Ombudsman wrong in suspected pension liberation case

21 / 07 / 2016

The High Court has overturned a decision of the Pension Ombudsman which had allowed a personal pension scheme to decline a member’s transfer request where there were concerns about the possibility of a pensions scam. The court disagreed with the PO’s interpretation of the relevant legislation.

Pension liberation

The term “pension liberation” has been coined by the pensions industry to cover any form of unauthorised use of pension monies. The so-called liberators have been extremely creative with scams ranging from early access to pension monies before age 55, or the promise of unrealistically high investment returns.

The scams which at first, can look and feel like occupational pensions schemes, are quite often registered with HMRC. However, they often breach HMRC rules, are backed by poor or non-existent documentation are quite often promoted by dubious operators. Ultimately, it is the member who suffers adverse tax consequences which may not have been properly explained at the outset.

Facts

Mrs Hughes was a member of the Royal London Personal Pension Scheme. The rules of the Royal London Scheme gave the administrator an “absolute” discretion to transfer a member’s benefits to another pension scheme.

In July 2014 Mrs Hughes applied to have her Royal London accrued benefits transferred to a SSAS in order to acquire transfer credits.

Mrs Hughes was an employee of the SSAS employer but she had no earnings in relation to the SSAS employer.

Royal London refused to make the transfer on two grounds:

  1. It was not satisfied the transfer would be used for the purpose of providing appropriate pension benefits under a registered pension scheme; and
  2. It queried whether Mrs Hughes had a statutory right to transfer as it did not think that the SSAS could be correctly categorised as an occupational pension scheme.

Ombudsman’s determination

Discussing Mrs Hughes’ complaint against Royal London’s decision not to grant a transfer, the PO found that the member did not have a statutory right to a transfer value. This was based on a quirk of the underlying legislation – in order to secure “transfer credits”, the member needs to be an “earner” in relation to the receiving scheme. As we know, Mrs Hughes had no earnings in relation to the SSAS employer.

Having decided that Mrs Hughes did not have a statutory right to a transfer value, the PO then went on to state that Royal London had correctly raised legitimate concerns about the transfer and the facts surrounding it (i.e. not exercising its absolute discretion).

Appeal to the High Court

Mrs Hughes appealed against the PO’s determination. She maintained that the PO had incorrectly construed the definition of “transfer credits” – that she was an “earner” within that definition even though her earnings did not come from an employer in relation to the SSAS. The High Court allowed the appeal against the PO’s determination that Mrs Hughes was an earner by reason of her earnings from another source and was entitled to require the Royal London to transfer the cash equivalent of her accrued rights to the SSAS.

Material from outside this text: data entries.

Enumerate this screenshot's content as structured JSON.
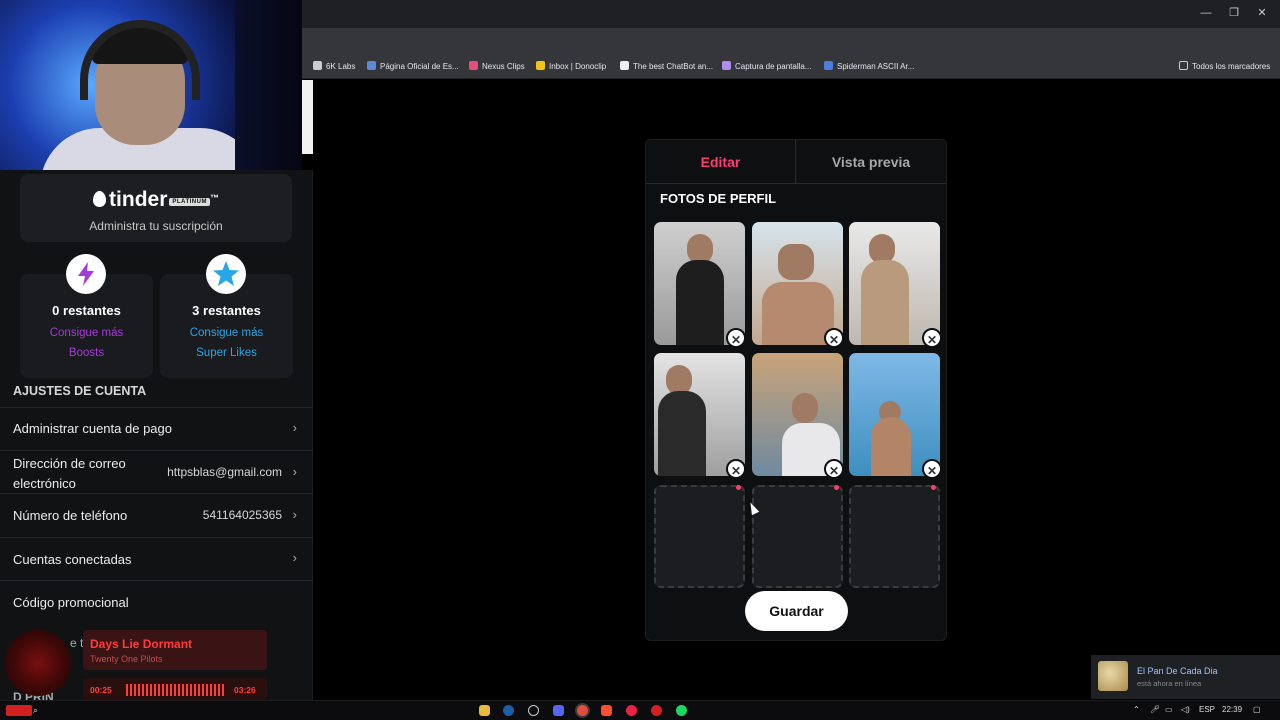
{
  "browser": {
    "bookmarks": [
      "6K Labs",
      "Página Oficial de Es...",
      "Nexus Clips",
      "Inbox | Donoclip",
      "The best ChatBot an...",
      "Captura de pantalla...",
      "Spiderman ASCII Ar..."
    ],
    "all_bookmarks": "Todos los marcadores"
  },
  "subscription": {
    "brand": "tinder",
    "tier": "PLATINUM",
    "trademark": "™",
    "manage": "Administra tu suscripción"
  },
  "boosts": {
    "count": "0 restantes",
    "link1": "Consigue más",
    "link2": "Boosts",
    "color": "#a53bd9"
  },
  "superlikes": {
    "count": "3 restantes",
    "link1": "Consigue más",
    "link2": "Super Likes",
    "color": "#27a6e8"
  },
  "account": {
    "section_title": "AJUSTES DE CUENTA",
    "payment": "Administrar cuenta de pago",
    "email_label_1": "Dirección de correo",
    "email_label_2": "electrónico",
    "email_value": "httpsblas@gmail.com",
    "phone_label": "Número de teléfono",
    "phone_value": "541164025365",
    "connected": "Cuentas conectadas",
    "promo": "Código promocional"
  },
  "editor": {
    "tab_edit": "Editar",
    "tab_preview": "Vista previa",
    "section": "FOTOS DE PERFIL",
    "save": "Guardar",
    "accent": "#fe3c72"
  },
  "music": {
    "song": "Days Lie Dormant",
    "artist": "Twenty One Pilots",
    "elapsed": "00:25",
    "total": "03:26",
    "partial_behind_1": "e t",
    "partial_behind_2": "D PRIN"
  },
  "notification": {
    "title": "El Pan De Cada Dia",
    "subtitle": "está ahora en línea"
  },
  "taskbar": {
    "language": "ESP",
    "time": "22:39"
  }
}
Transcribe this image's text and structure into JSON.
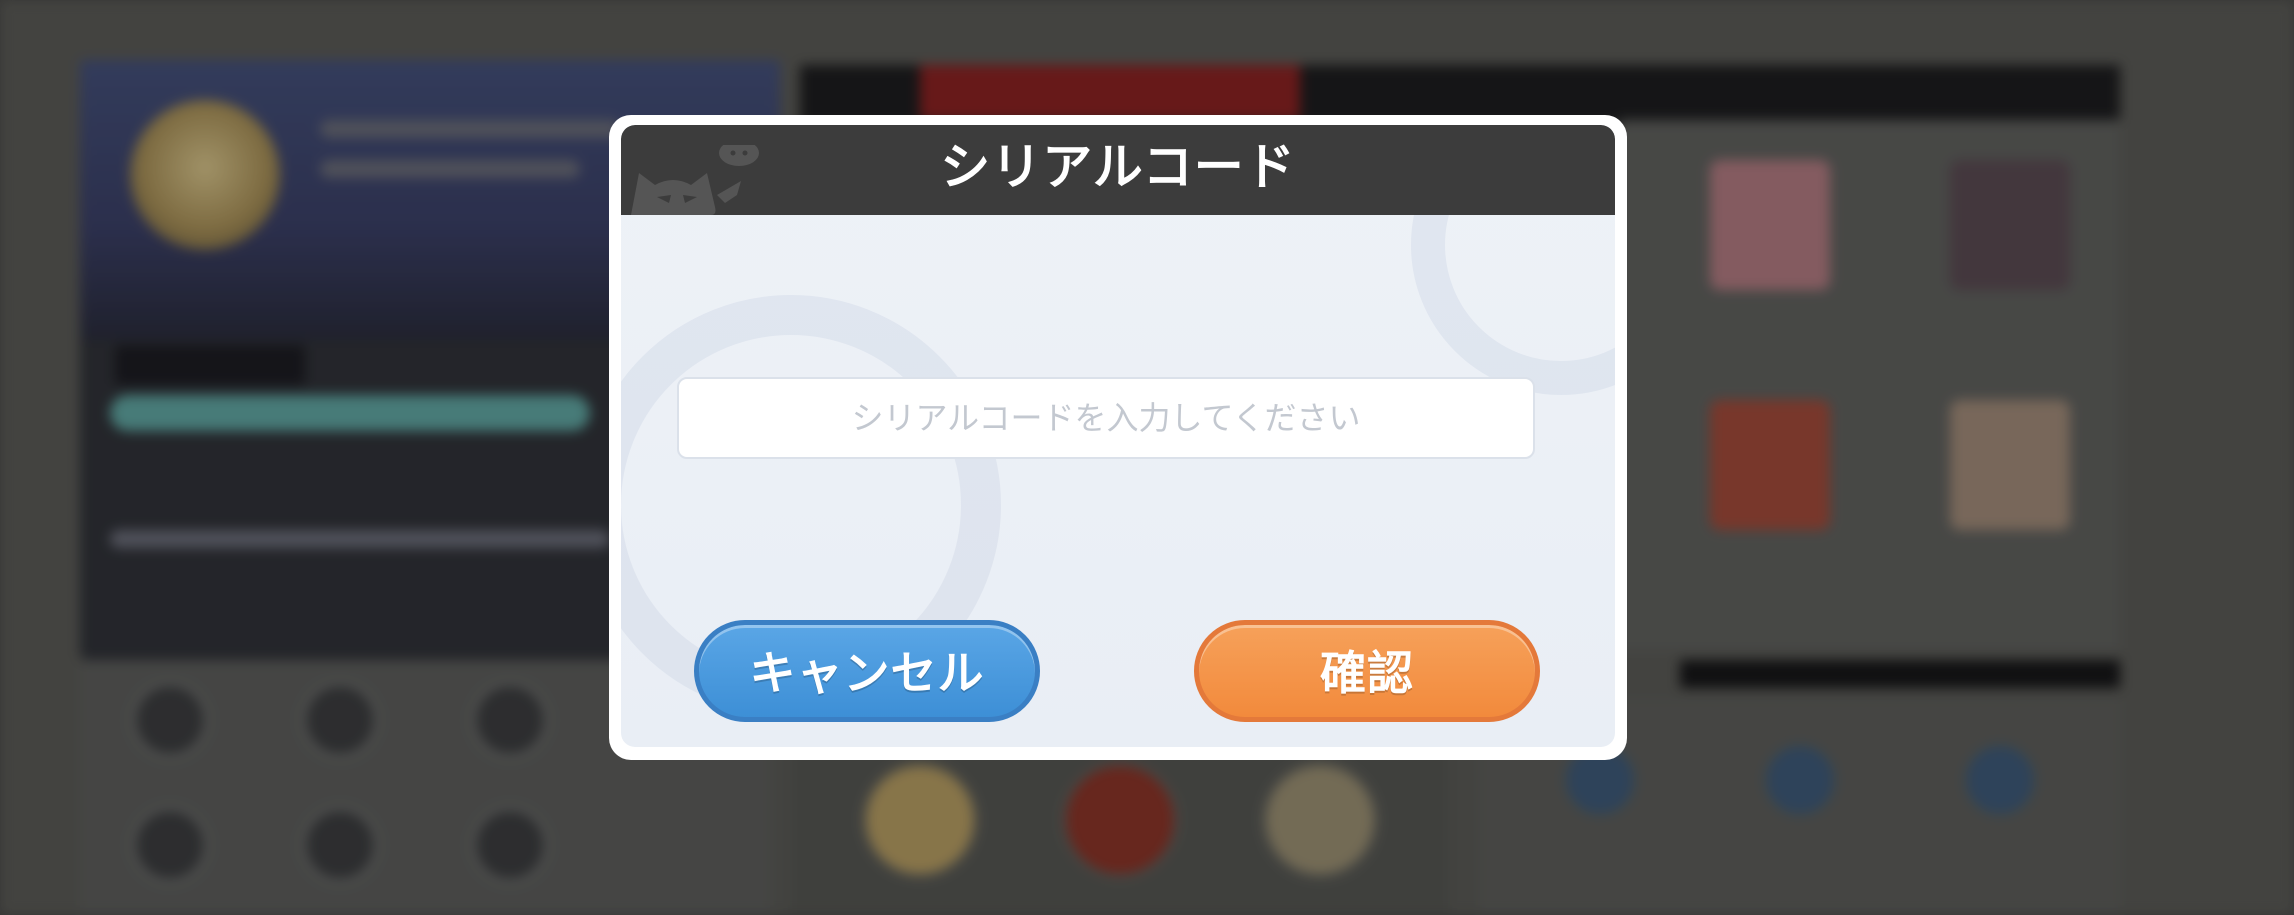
{
  "dialog": {
    "title": "シリアルコード",
    "input": {
      "value": "",
      "placeholder": "シリアルコードを入力してください"
    },
    "cancel_label": "キャンセル",
    "confirm_label": "確認"
  },
  "colors": {
    "header_bg": "#3c3c3c",
    "cancel_button": "#3d8fd6",
    "confirm_button": "#f28a3c",
    "dialog_bg": "#eef2f7"
  },
  "icons": {
    "header_decoration": "cat-mascot-icon"
  }
}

The Court having found in Mrs Hughes’ favour on the “earnings” question did not consider it necessary to examine whether Royal London had acted improperly in not exercising its discretion to transfer her accrued rights.

Wedlake Bell comment

In response to the High Court’s judgment, the PO issued a statement noting that it had around 200 cases affected by this ruling. Clarity on the fact that members do not need to be in receipt of earnings from an employer sponsoring the occupational scheme to which they wish to transfer was welcomed.

The decision does however still leave trustees and administrators in a potentially difficult position with regard to transfer requests from members. The decision seems to suggest that beyond verification of earnings and the provision of risk warnings such transfer request cannot be refused. Where does this leave trustees and the fiduciary duties they owe to members?

Some savers will not be equipped to making such decisions for themselves. This means that bad decisions will undoubtedly follow.

Trustees and administrators must comply with the law – decisions from the High Court are binding. One therefore comes back to making sure member communications on pension liberation are clear and transfer packs are well structured in order to allow those individual savers contemplating a transfer the ability to make well-informed decisions which are not bad decisions. Unfortunately for trustees and administrators the market seems to be moving towards equipping individuals with this information rather than playing an active role in preventing such decisions in suspicious circumstances.